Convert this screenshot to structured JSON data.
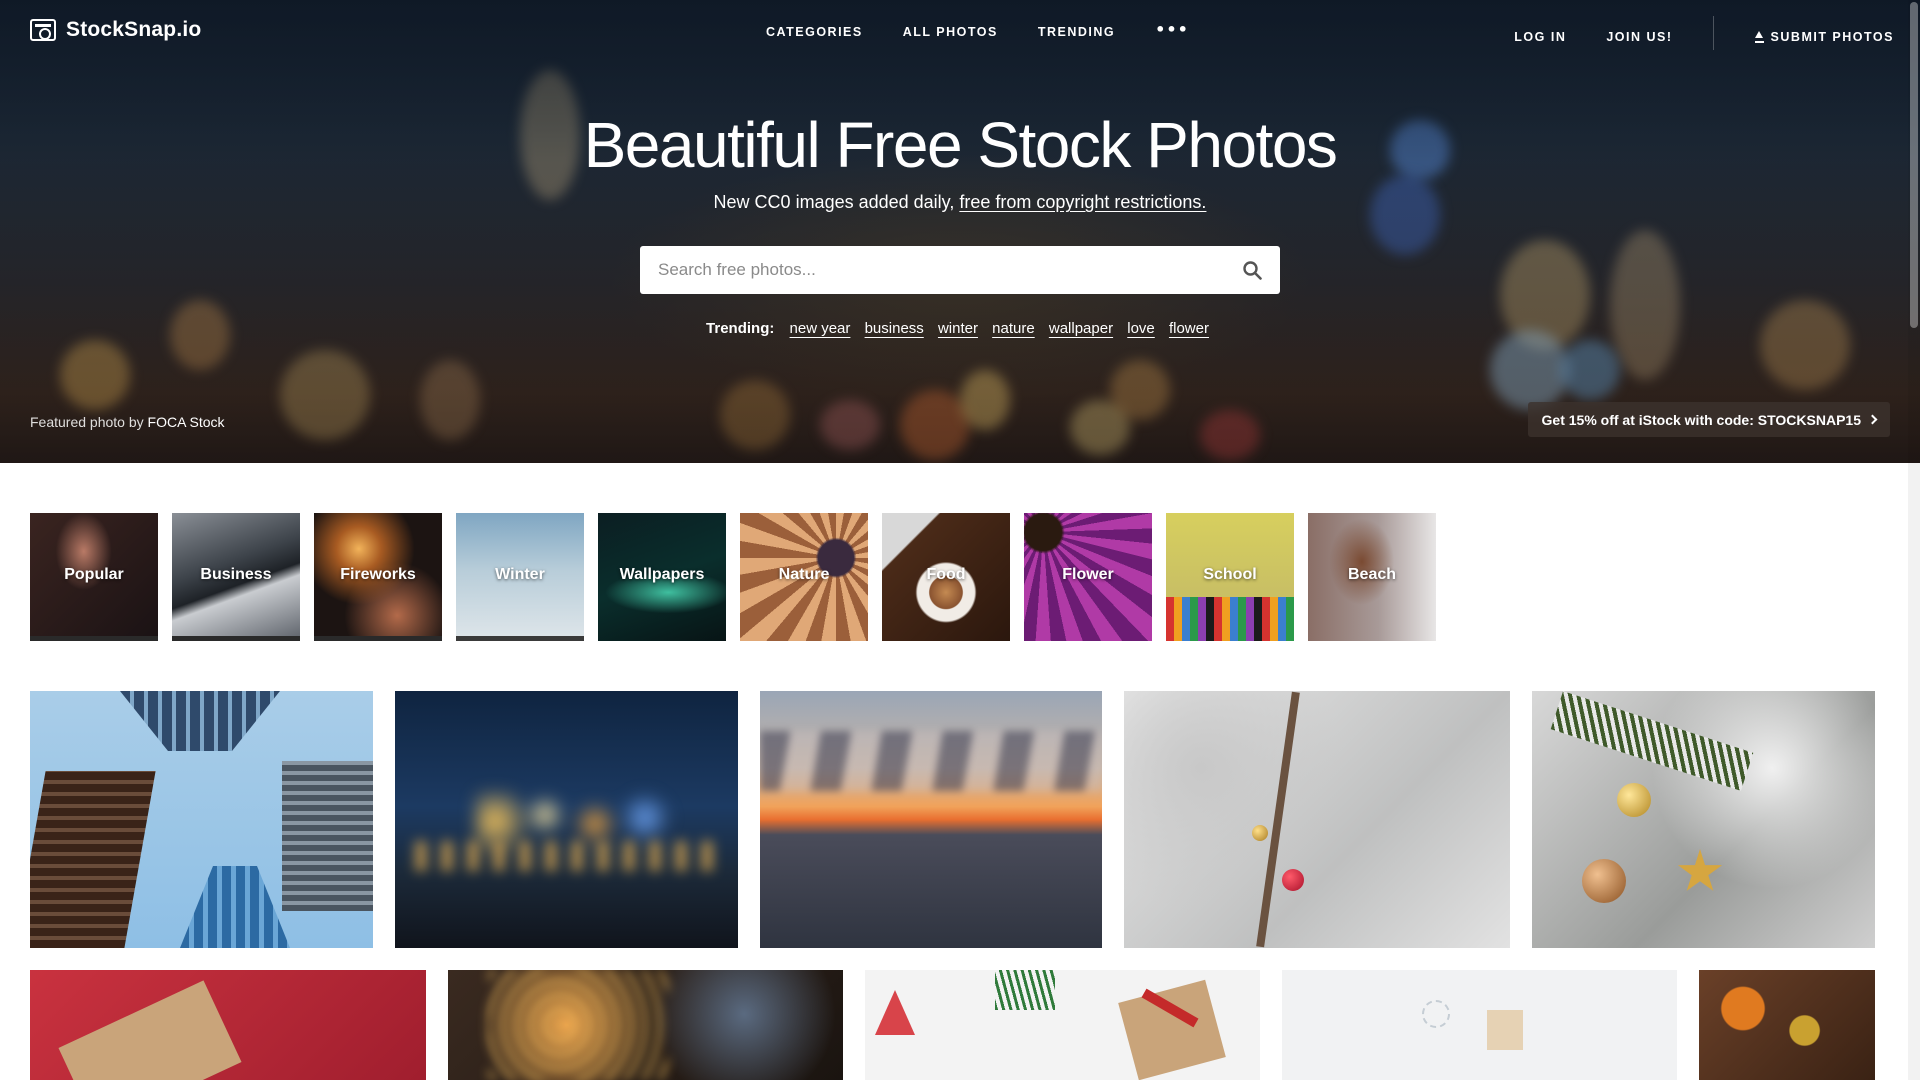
{
  "brand": {
    "name": "StockSnap.io"
  },
  "nav": {
    "center": [
      "CATEGORIES",
      "ALL PHOTOS",
      "TRENDING"
    ],
    "more": "•••",
    "login": "LOG IN",
    "join": "JOIN US!",
    "submit": "SUBMIT PHOTOS"
  },
  "hero": {
    "title": "Beautiful Free Stock Photos",
    "subtitle_prefix": "New CC0 images added daily,",
    "subtitle_link": "free from copyright restrictions.",
    "search_placeholder": "Search free photos...",
    "trending_label": "Trending:",
    "trending_tags": [
      "new year",
      "business",
      "winter",
      "nature",
      "wallpaper",
      "love",
      "flower"
    ],
    "credit_prefix": "Featured photo by",
    "credit_name": "FOCA Stock",
    "promo": "Get 15% off at iStock with code: STOCKSNAP15"
  },
  "categories": [
    {
      "label": "Popular"
    },
    {
      "label": "Business"
    },
    {
      "label": "Fireworks"
    },
    {
      "label": "Winter"
    },
    {
      "label": "Wallpapers"
    },
    {
      "label": "Nature"
    },
    {
      "label": "Food"
    },
    {
      "label": "Flower"
    },
    {
      "label": "School"
    },
    {
      "label": "Beach"
    }
  ],
  "photos": [
    {
      "subject": "skyscrapers looking up"
    },
    {
      "subject": "city lights bokeh at night"
    },
    {
      "subject": "ocean sunset"
    },
    {
      "subject": "snowy tree with ornaments"
    },
    {
      "subject": "snowy pine branch with ornaments"
    },
    {
      "subject": "wrapped gift on red"
    },
    {
      "subject": "christmas tree lights"
    },
    {
      "subject": "gifts and pine sprigs on white"
    },
    {
      "subject": "snowflake ornament and small gift"
    },
    {
      "subject": "autumn pumpkins"
    }
  ]
}
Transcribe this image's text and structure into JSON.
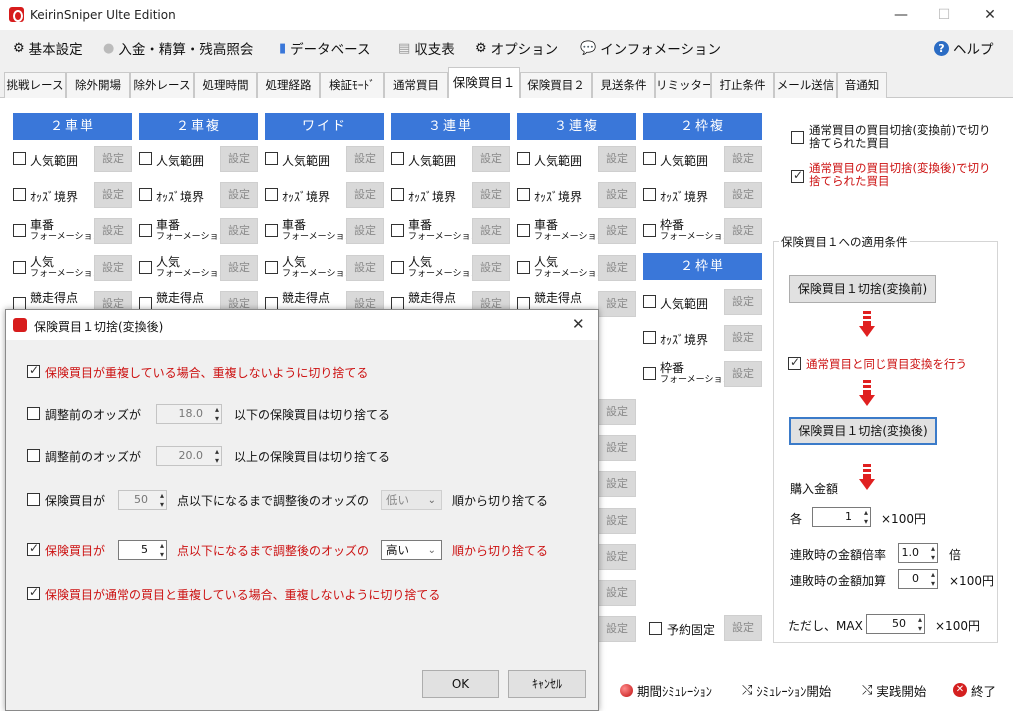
{
  "window": {
    "title": "KeirinSniper Ulte Edition",
    "minimize": "—",
    "maximize": "☐",
    "close": "✕"
  },
  "menu": [
    {
      "label": "基本設定",
      "icon": "⚙"
    },
    {
      "label": "入金・精算・残高照会",
      "icon": "●"
    },
    {
      "label": "データベース",
      "icon": "▮"
    },
    {
      "label": "収支表",
      "icon": "▤"
    },
    {
      "label": "オプション",
      "icon": "⚙"
    },
    {
      "label": "インフォメーション",
      "icon": "💬"
    },
    {
      "label": "ヘルプ",
      "icon": "?"
    }
  ],
  "tabs": [
    "挑戦レース",
    "除外開場",
    "除外レース",
    "処理時間",
    "処理経路",
    "検証ﾓｰﾄﾞ",
    "通常買目",
    "保険買目１",
    "保険買目２",
    "見送条件",
    "リミッター",
    "打止条件",
    "メール送信",
    "音通知"
  ],
  "active_tab": "保険買目１",
  "columns": [
    {
      "header": "２車単",
      "rows": [
        "人気範囲",
        "ｵｯｽﾞ境界",
        [
          "車番",
          "フォーメーション"
        ],
        [
          "人気",
          "フォーメーション"
        ],
        [
          "競走得点",
          ""
        ]
      ]
    },
    {
      "header": "２車複",
      "rows": [
        "人気範囲",
        "ｵｯｽﾞ境界",
        [
          "車番",
          "フォーメーション"
        ],
        [
          "人気",
          "フォーメーション"
        ],
        [
          "競走得点",
          ""
        ]
      ]
    },
    {
      "header": "ワイド",
      "rows": [
        "人気範囲",
        "ｵｯｽﾞ境界",
        [
          "車番",
          "フォーメーション"
        ],
        [
          "人気",
          "フォーメーション"
        ],
        [
          "競走得点",
          ""
        ]
      ]
    },
    {
      "header": "３連単",
      "rows": [
        "人気範囲",
        "ｵｯｽﾞ境界",
        [
          "車番",
          "フォーメーション"
        ],
        [
          "人気",
          "フォーメーション"
        ],
        [
          "競走得点",
          ""
        ]
      ]
    },
    {
      "header": "３連複",
      "rows": [
        "人気範囲",
        "ｵｯｽﾞ境界",
        [
          "車番",
          "フォーメーション"
        ],
        [
          "人気",
          "フォーメーション"
        ],
        [
          "競走得点",
          ""
        ]
      ]
    },
    {
      "header": "２枠複",
      "rows": [
        "人気範囲",
        "ｵｯｽﾞ境界",
        [
          "枠番",
          "フォーメーション"
        ]
      ]
    }
  ],
  "waku_tan": {
    "header": "２枠単",
    "rows": [
      "人気範囲",
      "ｵｯｽﾞ境界",
      [
        "枠番",
        "フォーメーション"
      ]
    ]
  },
  "set_label": "設定",
  "yoyaku_label": "予約固定",
  "right": {
    "cut_before": "通常買目の買目切捨(変換前)で切り捨てられた買目",
    "cut_after": "通常買目の買目切捨(変換後)で切り捨てられた買目",
    "group_title": "保険買目１への適用条件",
    "btn_before": "保険買目１切捨(変換前)",
    "same_conv": "通常買目と同じ買目変換を行う",
    "btn_after": "保険買目１切捨(変換後)",
    "buy_amount": "購入金額",
    "each": "各",
    "each_value": "1",
    "unit": "×100円",
    "rate_label": "連敗時の金額倍率",
    "rate_value": "1.0",
    "rate_unit": "倍",
    "add_label": "連敗時の金額加算",
    "add_value": "0",
    "max_label": "ただし、MAX",
    "max_value": "50"
  },
  "bottom": {
    "sim_period": "期間ｼﾐｭﾚｰｼｮﾝ",
    "sim_start": "ｼﾐｭﾚｰｼｮﾝ開始",
    "live_start": "実践開始",
    "exit": "終了"
  },
  "dialog": {
    "title": "保険買目１切捨(変換後)",
    "line1": "保険買目が重複している場合、重複しないように切り捨てる",
    "line2_pre": "調整前のオッズが",
    "line2_val": "18.0",
    "line2_post": "以下の保険買目は切り捨てる",
    "line3_pre": "調整前のオッズが",
    "line3_val": "20.0",
    "line3_post": "以上の保険買目は切り捨てる",
    "line4_pre": "保険買目が",
    "line4_val": "50",
    "line4_mid": "点以下になるまで調整後のオッズの",
    "line4_sel": "低い",
    "line4_post": "順から切り捨てる",
    "line5_pre": "保険買目が",
    "line5_val": "5",
    "line5_mid": "点以下になるまで調整後のオッズの",
    "line5_sel": "高い",
    "line5_post": "順から切り捨てる",
    "line6": "保険買目が通常の買目と重複している場合、重複しないように切り捨てる",
    "ok": "OK",
    "cancel": "ｷｬﾝｾﾙ"
  },
  "colors": {
    "header_blue": "#3a77d9",
    "red_text": "#cc1111",
    "arrow_red": "#e02020"
  }
}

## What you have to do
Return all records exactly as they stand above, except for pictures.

## Completed exercise
Convert this screenshot to structured JSON data.
{
  "brand": {
    "name": "StockSnap.io"
  },
  "nav": {
    "center": [
      "CATEGORIES",
      "ALL PHOTOS",
      "TRENDING"
    ],
    "more": "•••",
    "login": "LOG IN",
    "join": "JOIN US!",
    "submit": "SUBMIT PHOTOS"
  },
  "hero": {
    "title": "Beautiful Free Stock Photos",
    "subtitle_prefix": "New CC0 images added daily,",
    "subtitle_link": "free from copyright restrictions.",
    "search_placeholder": "Search free photos...",
    "trending_label": "Trending:",
    "trending_tags": [
      "new year",
      "business",
      "winter",
      "nature",
      "wallpaper",
      "love",
      "flower"
    ],
    "credit_prefix": "Featured photo by",
    "credit_name": "FOCA Stock",
    "promo": "Get 15% off at iStock with code: STOCKSNAP15"
  },
  "categories": [
    {
      "label": "Popular"
    },
    {
      "label": "Business"
    },
    {
      "label": "Fireworks"
    },
    {
      "label": "Winter"
    },
    {
      "label": "Wallpapers"
    },
    {
      "label": "Nature"
    },
    {
      "label": "Food"
    },
    {
      "label": "Flower"
    },
    {
      "label": "School"
    },
    {
      "label": "Beach"
    }
  ],
  "photos": [
    {
      "subject": "skyscrapers looking up"
    },
    {
      "subject": "city lights bokeh at night"
    },
    {
      "subject": "ocean sunset"
    },
    {
      "subject": "snowy tree with ornaments"
    },
    {
      "subject": "snowy pine branch with ornaments"
    },
    {
      "subject": "wrapped gift on red"
    },
    {
      "subject": "christmas tree lights"
    },
    {
      "subject": "gifts and pine sprigs on white"
    },
    {
      "subject": "snowflake ornament and small gift"
    },
    {
      "subject": "autumn pumpkins"
    }
  ]
}
Transcribe this image's text and structure into JSON.
{
  "window": {
    "title": "KeirinSniper Ulte Edition",
    "minimize": "—",
    "maximize": "☐",
    "close": "✕"
  },
  "menu": [
    {
      "label": "基本設定",
      "icon": "⚙"
    },
    {
      "label": "入金・精算・残高照会",
      "icon": "●"
    },
    {
      "label": "データベース",
      "icon": "▮"
    },
    {
      "label": "収支表",
      "icon": "▤"
    },
    {
      "label": "オプション",
      "icon": "⚙"
    },
    {
      "label": "インフォメーション",
      "icon": "💬"
    },
    {
      "label": "ヘルプ",
      "icon": "?"
    }
  ],
  "tabs": [
    "挑戦レース",
    "除外開場",
    "除外レース",
    "処理時間",
    "処理経路",
    "検証ﾓｰﾄﾞ",
    "通常買目",
    "保険買目１",
    "保険買目２",
    "見送条件",
    "リミッター",
    "打止条件",
    "メール送信",
    "音通知"
  ],
  "active_tab": "保険買目１",
  "columns": [
    {
      "header": "２車単",
      "rows": [
        "人気範囲",
        "ｵｯｽﾞ境界",
        [
          "車番",
          "フォーメーション"
        ],
        [
          "人気",
          "フォーメーション"
        ],
        [
          "競走得点",
          ""
        ]
      ]
    },
    {
      "header": "２車複",
      "rows": [
        "人気範囲",
        "ｵｯｽﾞ境界",
        [
          "車番",
          "フォーメーション"
        ],
        [
          "人気",
          "フォーメーション"
        ],
        [
          "競走得点",
          ""
        ]
      ]
    },
    {
      "header": "ワイド",
      "rows": [
        "人気範囲",
        "ｵｯｽﾞ境界",
        [
          "車番",
          "フォーメーション"
        ],
        [
          "人気",
          "フォーメーション"
        ],
        [
          "競走得点",
          ""
        ]
      ]
    },
    {
      "header": "３連単",
      "rows": [
        "人気範囲",
        "ｵｯｽﾞ境界",
        [
          "車番",
          "フォーメーション"
        ],
        [
          "人気",
          "フォーメーション"
        ],
        [
          "競走得点",
          ""
        ]
      ]
    },
    {
      "header": "３連複",
      "rows": [
        "人気範囲",
        "ｵｯｽﾞ境界",
        [
          "車番",
          "フォーメーション"
        ],
        [
          "人気",
          "フォーメーション"
        ],
        [
          "競走得点",
          ""
        ]
      ]
    },
    {
      "header": "２枠複",
      "rows": [
        "人気範囲",
        "ｵｯｽﾞ境界",
        [
          "枠番",
          "フォーメーション"
        ]
      ]
    }
  ],
  "waku_tan": {
    "header": "２枠単",
    "rows": [
      "人気範囲",
      "ｵｯｽﾞ境界",
      [
        "枠番",
        "フォーメーション"
      ]
    ]
  },
  "set_label": "設定",
  "yoyaku_label": "予約固定",
  "right": {
    "cut_before": "通常買目の買目切捨(変換前)で切り捨てられた買目",
    "cut_after": "通常買目の買目切捨(変換後)で切り捨てられた買目",
    "group_title": "保険買目１への適用条件",
    "btn_before": "保険買目１切捨(変換前)",
    "same_conv": "通常買目と同じ買目変換を行う",
    "btn_after": "保険買目１切捨(変換後)",
    "buy_amount": "購入金額",
    "each": "各",
    "each_value": "1",
    "unit": "×100円",
    "rate_label": "連敗時の金額倍率",
    "rate_value": "1.0",
    "rate_unit": "倍",
    "add_label": "連敗時の金額加算",
    "add_value": "0",
    "max_label": "ただし、MAX",
    "max_value": "50"
  },
  "bottom": {
    "sim_period": "期間ｼﾐｭﾚｰｼｮﾝ",
    "sim_start": "ｼﾐｭﾚｰｼｮﾝ開始",
    "live_start": "実践開始",
    "exit": "終了"
  },
  "dialog": {
    "title": "保険買目１切捨(変換後)",
    "line1": "保険買目が重複している場合、重複しないように切り捨てる",
    "line2_pre": "調整前のオッズが",
    "line2_val": "18.0",
    "line2_post": "以下の保険買目は切り捨てる",
    "line3_pre": "調整前のオッズが",
    "line3_val": "20.0",
    "line3_post": "以上の保険買目は切り捨てる",
    "line4_pre": "保険買目が",
    "line4_val": "50",
    "line4_mid": "点以下になるまで調整後のオッズの",
    "line4_sel": "低い",
    "line4_post": "順から切り捨てる",
    "line5_pre": "保険買目が",
    "line5_val": "5",
    "line5_mid": "点以下になるまで調整後のオッズの",
    "line5_sel": "高い",
    "line5_post": "順から切り捨てる",
    "line6": "保険買目が通常の買目と重複している場合、重複しないように切り捨てる",
    "ok": "OK",
    "cancel": "ｷｬﾝｾﾙ"
  },
  "colors": {
    "header_blue": "#3a77d9",
    "red_text": "#cc1111",
    "arrow_red": "#e02020"
  }
}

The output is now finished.